** Opening STUDY MATERIAL block **
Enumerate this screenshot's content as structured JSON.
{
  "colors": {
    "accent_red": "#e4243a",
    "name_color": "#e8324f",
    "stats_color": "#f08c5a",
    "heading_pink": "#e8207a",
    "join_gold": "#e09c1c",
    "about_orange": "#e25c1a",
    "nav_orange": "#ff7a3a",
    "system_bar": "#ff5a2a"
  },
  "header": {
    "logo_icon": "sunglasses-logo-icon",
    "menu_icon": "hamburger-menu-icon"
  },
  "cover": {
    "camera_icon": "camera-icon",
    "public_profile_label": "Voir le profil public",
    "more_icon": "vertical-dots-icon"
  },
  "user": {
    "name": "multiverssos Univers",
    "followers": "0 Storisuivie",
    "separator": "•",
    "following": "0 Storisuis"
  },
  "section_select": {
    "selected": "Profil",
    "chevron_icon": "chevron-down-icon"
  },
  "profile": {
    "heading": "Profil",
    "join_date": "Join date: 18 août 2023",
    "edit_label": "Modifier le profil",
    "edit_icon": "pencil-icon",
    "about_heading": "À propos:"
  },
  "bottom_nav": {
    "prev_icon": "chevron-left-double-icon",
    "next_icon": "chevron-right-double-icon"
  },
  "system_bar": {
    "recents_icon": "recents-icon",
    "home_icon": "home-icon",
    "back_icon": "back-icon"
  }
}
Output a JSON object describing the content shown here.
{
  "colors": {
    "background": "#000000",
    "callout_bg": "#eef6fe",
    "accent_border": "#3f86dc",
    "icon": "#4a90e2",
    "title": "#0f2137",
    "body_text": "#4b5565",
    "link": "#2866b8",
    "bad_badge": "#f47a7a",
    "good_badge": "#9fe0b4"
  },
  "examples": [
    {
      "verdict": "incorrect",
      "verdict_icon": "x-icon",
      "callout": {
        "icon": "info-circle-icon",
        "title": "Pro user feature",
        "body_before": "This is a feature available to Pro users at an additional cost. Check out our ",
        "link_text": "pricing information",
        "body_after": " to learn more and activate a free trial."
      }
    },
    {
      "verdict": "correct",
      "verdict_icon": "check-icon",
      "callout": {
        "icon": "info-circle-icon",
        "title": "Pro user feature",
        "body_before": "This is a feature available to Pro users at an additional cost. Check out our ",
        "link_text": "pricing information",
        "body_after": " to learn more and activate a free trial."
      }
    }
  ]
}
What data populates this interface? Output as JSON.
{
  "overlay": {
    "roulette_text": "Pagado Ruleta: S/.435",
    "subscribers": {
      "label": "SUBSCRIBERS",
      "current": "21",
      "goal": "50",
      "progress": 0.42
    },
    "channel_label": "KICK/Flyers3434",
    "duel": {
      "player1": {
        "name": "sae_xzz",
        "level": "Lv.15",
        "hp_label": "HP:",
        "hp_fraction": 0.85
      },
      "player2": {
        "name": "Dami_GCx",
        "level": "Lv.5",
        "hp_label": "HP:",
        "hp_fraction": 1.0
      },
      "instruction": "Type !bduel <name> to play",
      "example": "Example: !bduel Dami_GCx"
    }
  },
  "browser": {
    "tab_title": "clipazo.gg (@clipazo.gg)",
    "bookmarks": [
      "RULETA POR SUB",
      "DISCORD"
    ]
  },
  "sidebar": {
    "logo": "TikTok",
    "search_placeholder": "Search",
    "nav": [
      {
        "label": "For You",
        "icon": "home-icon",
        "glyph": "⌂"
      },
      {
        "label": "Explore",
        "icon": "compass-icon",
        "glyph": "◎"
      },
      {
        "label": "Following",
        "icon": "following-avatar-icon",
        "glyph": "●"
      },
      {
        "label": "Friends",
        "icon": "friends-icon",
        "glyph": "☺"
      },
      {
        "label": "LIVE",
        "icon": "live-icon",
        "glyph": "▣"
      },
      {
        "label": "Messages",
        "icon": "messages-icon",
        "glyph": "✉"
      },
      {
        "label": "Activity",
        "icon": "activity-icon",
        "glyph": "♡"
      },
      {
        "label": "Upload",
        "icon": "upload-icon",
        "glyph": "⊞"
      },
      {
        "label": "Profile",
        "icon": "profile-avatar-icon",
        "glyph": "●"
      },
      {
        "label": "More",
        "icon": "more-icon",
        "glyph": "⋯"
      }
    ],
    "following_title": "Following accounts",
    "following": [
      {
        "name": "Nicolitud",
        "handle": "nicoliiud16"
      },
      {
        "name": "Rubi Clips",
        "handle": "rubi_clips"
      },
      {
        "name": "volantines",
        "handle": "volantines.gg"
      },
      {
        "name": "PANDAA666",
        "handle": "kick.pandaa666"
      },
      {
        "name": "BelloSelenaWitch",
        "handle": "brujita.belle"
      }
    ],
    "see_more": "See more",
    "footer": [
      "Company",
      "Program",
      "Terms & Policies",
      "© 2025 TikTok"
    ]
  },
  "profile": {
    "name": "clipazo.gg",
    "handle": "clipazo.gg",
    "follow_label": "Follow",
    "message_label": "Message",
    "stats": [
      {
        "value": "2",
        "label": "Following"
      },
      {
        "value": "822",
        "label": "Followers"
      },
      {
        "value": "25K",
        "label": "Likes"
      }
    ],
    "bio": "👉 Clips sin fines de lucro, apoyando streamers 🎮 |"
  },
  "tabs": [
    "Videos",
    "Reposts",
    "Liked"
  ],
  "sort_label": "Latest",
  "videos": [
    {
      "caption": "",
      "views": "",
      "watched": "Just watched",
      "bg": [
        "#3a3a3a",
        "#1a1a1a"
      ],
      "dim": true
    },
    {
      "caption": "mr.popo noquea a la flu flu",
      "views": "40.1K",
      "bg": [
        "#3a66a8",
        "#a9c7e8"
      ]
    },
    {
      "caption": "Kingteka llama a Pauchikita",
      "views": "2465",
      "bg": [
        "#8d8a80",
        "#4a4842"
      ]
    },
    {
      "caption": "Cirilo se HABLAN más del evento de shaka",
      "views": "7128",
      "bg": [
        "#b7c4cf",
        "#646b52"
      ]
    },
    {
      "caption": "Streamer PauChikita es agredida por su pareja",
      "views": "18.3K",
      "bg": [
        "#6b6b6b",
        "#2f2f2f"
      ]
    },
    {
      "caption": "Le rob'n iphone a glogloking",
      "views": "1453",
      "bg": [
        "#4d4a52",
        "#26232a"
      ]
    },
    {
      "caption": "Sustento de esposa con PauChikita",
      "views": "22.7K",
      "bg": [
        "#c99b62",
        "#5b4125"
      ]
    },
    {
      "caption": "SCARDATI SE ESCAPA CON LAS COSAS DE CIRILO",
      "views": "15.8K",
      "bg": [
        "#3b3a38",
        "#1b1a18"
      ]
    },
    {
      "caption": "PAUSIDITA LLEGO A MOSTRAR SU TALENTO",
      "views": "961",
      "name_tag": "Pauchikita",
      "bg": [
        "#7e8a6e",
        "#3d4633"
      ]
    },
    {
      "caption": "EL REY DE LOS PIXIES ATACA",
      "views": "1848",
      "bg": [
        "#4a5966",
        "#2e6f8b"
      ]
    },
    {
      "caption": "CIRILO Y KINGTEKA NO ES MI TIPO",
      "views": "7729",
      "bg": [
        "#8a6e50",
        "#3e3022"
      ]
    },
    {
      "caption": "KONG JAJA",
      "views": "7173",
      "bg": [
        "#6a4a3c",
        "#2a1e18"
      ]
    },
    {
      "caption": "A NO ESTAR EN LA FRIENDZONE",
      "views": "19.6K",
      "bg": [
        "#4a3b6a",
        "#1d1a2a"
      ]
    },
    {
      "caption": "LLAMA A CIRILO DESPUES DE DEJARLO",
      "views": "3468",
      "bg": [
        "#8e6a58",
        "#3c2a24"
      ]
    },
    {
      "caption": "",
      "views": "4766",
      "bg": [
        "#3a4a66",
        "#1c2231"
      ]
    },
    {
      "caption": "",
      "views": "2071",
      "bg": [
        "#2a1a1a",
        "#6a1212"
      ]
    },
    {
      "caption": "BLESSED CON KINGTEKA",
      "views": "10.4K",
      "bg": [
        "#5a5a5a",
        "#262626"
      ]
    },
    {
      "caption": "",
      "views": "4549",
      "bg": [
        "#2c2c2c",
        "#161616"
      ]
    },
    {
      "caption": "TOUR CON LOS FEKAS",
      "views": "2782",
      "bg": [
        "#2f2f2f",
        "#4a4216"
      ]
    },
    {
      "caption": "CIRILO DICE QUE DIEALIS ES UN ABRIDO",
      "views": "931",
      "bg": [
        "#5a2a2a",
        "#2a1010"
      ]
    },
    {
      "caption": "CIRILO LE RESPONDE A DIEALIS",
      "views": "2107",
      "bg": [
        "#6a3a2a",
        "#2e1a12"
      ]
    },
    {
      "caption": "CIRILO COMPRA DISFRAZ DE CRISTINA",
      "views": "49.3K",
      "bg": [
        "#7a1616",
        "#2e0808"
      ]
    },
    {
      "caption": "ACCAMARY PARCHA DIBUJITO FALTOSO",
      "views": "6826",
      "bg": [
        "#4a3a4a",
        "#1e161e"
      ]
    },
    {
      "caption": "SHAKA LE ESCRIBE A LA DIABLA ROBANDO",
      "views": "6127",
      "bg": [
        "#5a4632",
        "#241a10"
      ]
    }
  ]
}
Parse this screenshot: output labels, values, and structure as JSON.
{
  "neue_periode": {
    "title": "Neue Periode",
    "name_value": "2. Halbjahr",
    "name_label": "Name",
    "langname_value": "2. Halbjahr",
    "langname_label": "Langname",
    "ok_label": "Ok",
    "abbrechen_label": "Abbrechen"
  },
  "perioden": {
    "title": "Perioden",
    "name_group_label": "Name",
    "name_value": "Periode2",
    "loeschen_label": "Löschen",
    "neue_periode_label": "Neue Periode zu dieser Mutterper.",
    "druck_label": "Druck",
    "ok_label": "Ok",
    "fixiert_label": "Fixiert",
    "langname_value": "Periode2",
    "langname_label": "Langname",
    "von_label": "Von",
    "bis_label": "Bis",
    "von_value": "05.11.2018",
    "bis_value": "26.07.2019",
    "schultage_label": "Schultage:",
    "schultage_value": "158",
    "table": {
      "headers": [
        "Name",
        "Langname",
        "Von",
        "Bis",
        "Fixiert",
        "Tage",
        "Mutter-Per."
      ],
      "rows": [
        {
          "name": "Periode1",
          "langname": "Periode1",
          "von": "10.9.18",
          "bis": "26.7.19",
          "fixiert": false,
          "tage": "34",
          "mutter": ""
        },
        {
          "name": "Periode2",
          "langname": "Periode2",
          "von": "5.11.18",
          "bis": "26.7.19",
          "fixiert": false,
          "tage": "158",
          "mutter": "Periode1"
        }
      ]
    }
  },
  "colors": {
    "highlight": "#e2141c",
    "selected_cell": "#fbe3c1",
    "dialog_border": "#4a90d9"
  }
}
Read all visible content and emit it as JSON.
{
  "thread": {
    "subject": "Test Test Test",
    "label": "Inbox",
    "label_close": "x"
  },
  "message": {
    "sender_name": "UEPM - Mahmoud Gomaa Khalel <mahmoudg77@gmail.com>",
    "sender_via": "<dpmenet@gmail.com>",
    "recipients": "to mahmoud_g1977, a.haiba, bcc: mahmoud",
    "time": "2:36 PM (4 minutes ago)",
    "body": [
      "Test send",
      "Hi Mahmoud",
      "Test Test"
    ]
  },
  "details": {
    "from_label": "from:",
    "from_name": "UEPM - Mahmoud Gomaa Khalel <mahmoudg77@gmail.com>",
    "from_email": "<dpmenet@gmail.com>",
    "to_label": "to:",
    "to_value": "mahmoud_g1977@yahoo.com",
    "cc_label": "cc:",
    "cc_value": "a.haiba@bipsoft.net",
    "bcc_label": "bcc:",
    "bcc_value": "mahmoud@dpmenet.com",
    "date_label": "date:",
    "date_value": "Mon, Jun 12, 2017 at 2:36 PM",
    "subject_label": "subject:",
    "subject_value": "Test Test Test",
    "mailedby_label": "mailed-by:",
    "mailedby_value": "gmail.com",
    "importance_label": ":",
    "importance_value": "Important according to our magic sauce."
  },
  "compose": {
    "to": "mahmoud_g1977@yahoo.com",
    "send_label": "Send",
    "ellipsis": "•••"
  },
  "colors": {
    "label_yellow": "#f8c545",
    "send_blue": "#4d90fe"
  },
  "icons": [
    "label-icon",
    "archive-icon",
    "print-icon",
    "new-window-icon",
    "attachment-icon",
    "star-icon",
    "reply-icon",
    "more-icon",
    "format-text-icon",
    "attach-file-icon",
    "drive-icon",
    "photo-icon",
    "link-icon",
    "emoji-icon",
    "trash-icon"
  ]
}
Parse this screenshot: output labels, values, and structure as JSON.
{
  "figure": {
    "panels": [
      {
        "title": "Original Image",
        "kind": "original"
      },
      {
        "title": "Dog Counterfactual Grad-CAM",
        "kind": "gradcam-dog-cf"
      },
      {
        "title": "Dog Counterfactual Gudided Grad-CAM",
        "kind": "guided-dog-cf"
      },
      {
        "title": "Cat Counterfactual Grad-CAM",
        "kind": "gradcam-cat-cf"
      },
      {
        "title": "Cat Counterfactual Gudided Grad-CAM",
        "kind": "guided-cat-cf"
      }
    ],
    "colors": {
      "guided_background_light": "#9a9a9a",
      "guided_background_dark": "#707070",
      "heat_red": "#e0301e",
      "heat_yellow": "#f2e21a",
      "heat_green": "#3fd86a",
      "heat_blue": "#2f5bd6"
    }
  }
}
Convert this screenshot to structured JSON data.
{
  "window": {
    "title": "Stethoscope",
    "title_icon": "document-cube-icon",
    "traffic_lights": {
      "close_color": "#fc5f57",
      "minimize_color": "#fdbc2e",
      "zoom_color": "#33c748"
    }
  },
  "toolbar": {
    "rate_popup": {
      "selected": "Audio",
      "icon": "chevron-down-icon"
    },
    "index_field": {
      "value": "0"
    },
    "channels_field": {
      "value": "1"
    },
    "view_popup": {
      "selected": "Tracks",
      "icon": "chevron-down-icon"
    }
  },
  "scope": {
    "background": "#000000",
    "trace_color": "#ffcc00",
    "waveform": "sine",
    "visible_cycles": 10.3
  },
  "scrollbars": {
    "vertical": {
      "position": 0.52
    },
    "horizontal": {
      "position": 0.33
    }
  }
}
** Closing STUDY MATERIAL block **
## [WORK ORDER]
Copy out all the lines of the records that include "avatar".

## [RESPONSE]
        "icon": "following-avatar-icon",
        "icon": "profile-avatar-icon",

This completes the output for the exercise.